** DATA LISTING follows **

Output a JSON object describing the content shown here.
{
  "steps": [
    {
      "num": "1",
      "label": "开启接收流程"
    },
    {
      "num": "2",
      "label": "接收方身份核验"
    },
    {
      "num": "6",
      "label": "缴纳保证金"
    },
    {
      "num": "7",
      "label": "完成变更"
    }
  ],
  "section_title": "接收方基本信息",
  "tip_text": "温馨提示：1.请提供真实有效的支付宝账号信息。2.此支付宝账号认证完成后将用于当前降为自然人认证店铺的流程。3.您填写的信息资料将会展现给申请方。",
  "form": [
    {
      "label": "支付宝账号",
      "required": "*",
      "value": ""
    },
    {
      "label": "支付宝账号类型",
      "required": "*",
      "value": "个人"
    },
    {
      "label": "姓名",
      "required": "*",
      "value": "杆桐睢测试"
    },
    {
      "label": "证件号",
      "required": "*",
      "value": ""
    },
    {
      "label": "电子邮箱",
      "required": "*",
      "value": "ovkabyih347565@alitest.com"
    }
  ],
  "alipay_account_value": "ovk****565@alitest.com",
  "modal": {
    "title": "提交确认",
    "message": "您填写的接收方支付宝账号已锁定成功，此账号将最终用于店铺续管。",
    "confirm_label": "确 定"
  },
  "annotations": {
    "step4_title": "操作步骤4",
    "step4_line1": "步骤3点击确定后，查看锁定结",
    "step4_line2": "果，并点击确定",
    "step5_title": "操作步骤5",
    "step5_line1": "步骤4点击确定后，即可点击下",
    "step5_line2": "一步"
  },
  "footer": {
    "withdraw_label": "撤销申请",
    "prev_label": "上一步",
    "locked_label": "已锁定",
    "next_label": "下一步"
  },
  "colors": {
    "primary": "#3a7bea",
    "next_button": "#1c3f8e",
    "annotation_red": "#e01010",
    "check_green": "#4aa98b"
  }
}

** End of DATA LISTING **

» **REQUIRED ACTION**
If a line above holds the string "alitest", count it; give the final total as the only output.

» **ANSWER SPACE**
2